Faced with any sort of technology, very few people take the time to read instructions. Instead, we forge ahead and muddle through, making up our own vaguely plausible stories about what we’re doing and why it works.
Steve Krug – Don’t make me think

This is a story of forging ahead, muddling through and the sort of brain malaise you’ve retched upon yourself by spending hours looking at the computer screen for one piece of outlaw code. Those green matrix binary numbers falling like tears when you suddenly realise the antagonistic error messages the computer is spitting at you are the result of an errant comma. “How could I have missed that,” you say! “Stupid fool,” you call yourself, cursing and carrying on.

If you’re reading this perhaps you’ve chosen to become a web developer/designer, well congratulations you’ve now entered the kind of job incomprehensibility shared with “revenue cycle managers,” and try explaining what it is you actually do, in any kind of detail, those wonderful specifics of day-today life, and behold!; it results in the same glazed over look people get when the accountant at the party (there’s always one) starts jawboning about massed product ratios. You’re alone now, what you spent hours creating in a verbose abstract language – independently hooking up your new MVC pattern to a misbehaving server – you high-five the hallucinatory figures of a latent coffee binge, yet, no one else can know. Take a look at my hard work you say, cheerfully your “significant close one” bumbles over to gaze upon the glory, yet they pall over with that glazed look, apprehension clouds over, they’ve stared into a Nietzschen void until smiling meekly and shuffling away. Take 2: You’ve just spent 5 minutes googling, copying and pasting a small piece of jQuery that makes the title of your website spin and explode. Easy. “Close one” returns to see this and it suddenly dawns on them, “So this is what you do!”. And you can see it in their eyes, “Why don’t you make more spinning exploding things?”. That’s you now, the person who makes things spin and explode on a tiny screen.

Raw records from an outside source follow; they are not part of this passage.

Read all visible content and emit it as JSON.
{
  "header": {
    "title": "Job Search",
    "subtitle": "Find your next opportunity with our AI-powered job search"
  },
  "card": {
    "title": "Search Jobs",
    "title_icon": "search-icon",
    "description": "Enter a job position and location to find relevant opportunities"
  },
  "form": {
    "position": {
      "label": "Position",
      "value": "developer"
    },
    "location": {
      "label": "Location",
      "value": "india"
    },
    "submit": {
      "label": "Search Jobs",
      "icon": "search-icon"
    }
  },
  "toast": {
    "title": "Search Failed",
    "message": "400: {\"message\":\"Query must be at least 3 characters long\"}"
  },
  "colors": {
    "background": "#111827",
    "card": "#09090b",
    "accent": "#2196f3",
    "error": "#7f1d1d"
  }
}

I started in February 2014, I can’t remember what my exact motivation for wanting to become a web developer was. I just felt compelled to learn, at the time I was taking a break from the teaching profession (for reasons I shan’t elaborate on here), this left me with some precious time to spend. Only a few months later did I consider changing career, all thoughts that I might get “bored” or even “stuck” were finally put aside. I was from that moment onward committed. When I started, I knew no-one, knew little and was drawing on a lot of conflicting advice about how to progress. Perhaps my continuing experience might help you along if you too are considering taking this path. A few things to note:

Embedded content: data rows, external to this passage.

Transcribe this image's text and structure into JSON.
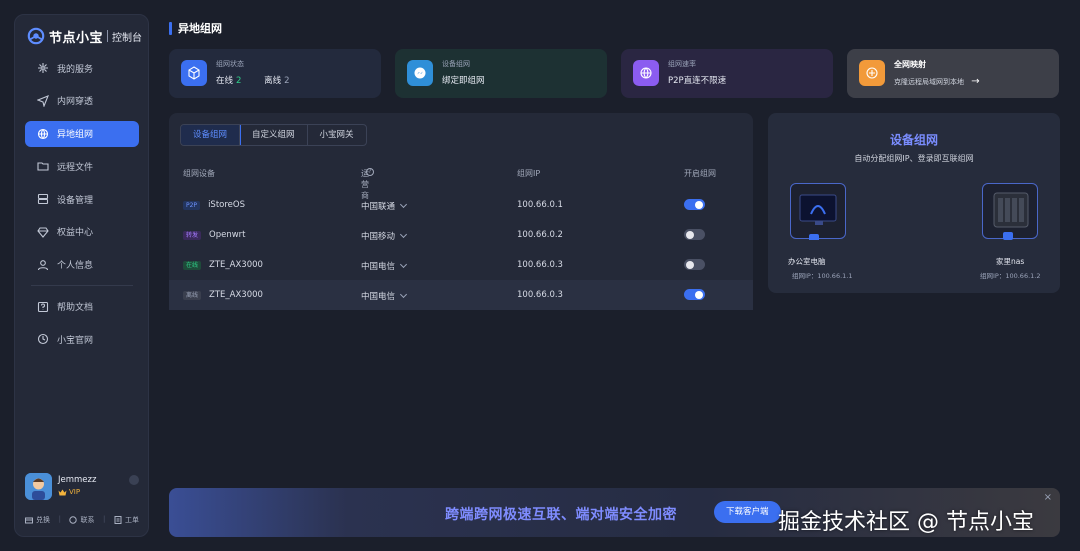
{
  "brand": {
    "name": "节点小宝",
    "subtitle": "控制台"
  },
  "nav": [
    {
      "label": "我的服务",
      "icon": "service-icon"
    },
    {
      "label": "内网穿透",
      "icon": "send-icon"
    },
    {
      "label": "异地组网",
      "icon": "network-icon",
      "active": true
    },
    {
      "label": "远程文件",
      "icon": "folder-icon"
    },
    {
      "label": "设备管理",
      "icon": "device-icon"
    },
    {
      "label": "权益中心",
      "icon": "diamond-icon"
    },
    {
      "label": "个人信息",
      "icon": "user-icon"
    },
    {
      "label": "帮助文档",
      "icon": "help-icon"
    },
    {
      "label": "小宝官网",
      "icon": "globe-icon"
    }
  ],
  "user": {
    "name": "Jemmezz",
    "badge": "VIP"
  },
  "user_links": {
    "redeem": "兑换",
    "contact": "联系",
    "ticket": "工单"
  },
  "page_title": "异地组网",
  "cards": {
    "status": {
      "label": "组网状态",
      "online_label": "在线",
      "online": "2",
      "offline_label": "离线",
      "offline": "2"
    },
    "device": {
      "label": "设备组网",
      "value": "绑定即组网"
    },
    "speed": {
      "label": "组网速率",
      "value": "P2P直连不限速"
    },
    "mapping": {
      "label": "全网映射",
      "value": "克隆远程局域网到本地"
    }
  },
  "tabs": [
    "设备组网",
    "自定义组网",
    "小宝网关"
  ],
  "table": {
    "headers": {
      "device": "组网设备",
      "isp": "运营商",
      "ip": "组网IP",
      "enable": "开启组网"
    },
    "rows": [
      {
        "tag": "P2P",
        "name": "iStoreOS",
        "isp": "中国联通",
        "ip": "100.66.0.1",
        "on": true
      },
      {
        "tag": "转发",
        "name": "Openwrt",
        "isp": "中国移动",
        "ip": "100.66.0.2",
        "on": false
      },
      {
        "tag": "在线",
        "name": "ZTE_AX3000",
        "isp": "中国电信",
        "ip": "100.66.0.3",
        "on": false
      },
      {
        "tag": "离线",
        "name": "ZTE_AX3000",
        "isp": "中国电信",
        "ip": "100.66.0.3",
        "on": true
      }
    ]
  },
  "illustration": {
    "title": "设备组网",
    "subtitle": "自动分配组网IP、登录即互联组网",
    "left_name": "办公室电脑",
    "left_ip": "组网IP：100.66.1.1",
    "right_name": "家里nas",
    "right_ip": "组网IP：100.66.1.2"
  },
  "banner": {
    "text": "跨端跨网极速互联、端对端安全加密",
    "button": "下载客户端",
    "close": "×"
  },
  "watermark": "掘金技术社区 @ 节点小宝",
  "colors": {
    "accent": "#3b6ff0",
    "online": "#2fd089",
    "vip": "#f3b33c"
  }
}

  1. I encourage freedom in the process of learning, you have to make a lot of decisions about what you want to learn, this isn’t a curriculum, more an informal guide.
  2. This post was one of the nudges I needed to encourage me to write this blog, I realised I had been missing some humanity in my learning process. I decided that others might benefit from my experience. Everybody’s learning process and requirements are different, but through relating what we liked or didn’t, what worked and what did not, I think we can help one another.
  3. You can put as much time each week as you like, but I would be cautious about putting studying or practice off as you might stop altogether and your brain’s own recycle bin likes to trash things you aren’t using. With such a breadth and variety of information to digest it’s tough, give yourself goals/projects/rewards, take breaks, whatever works. It’s gonna take time and a whole bucket load of patience, but one thing I’ve learned as a teacher is that anyone can learn anything, given time and effort. I’m uncomfortable with the idea (an idea that’s catching some momentum) that nature determines whether we’re suited or indeed “smart” enough to study in a particular field.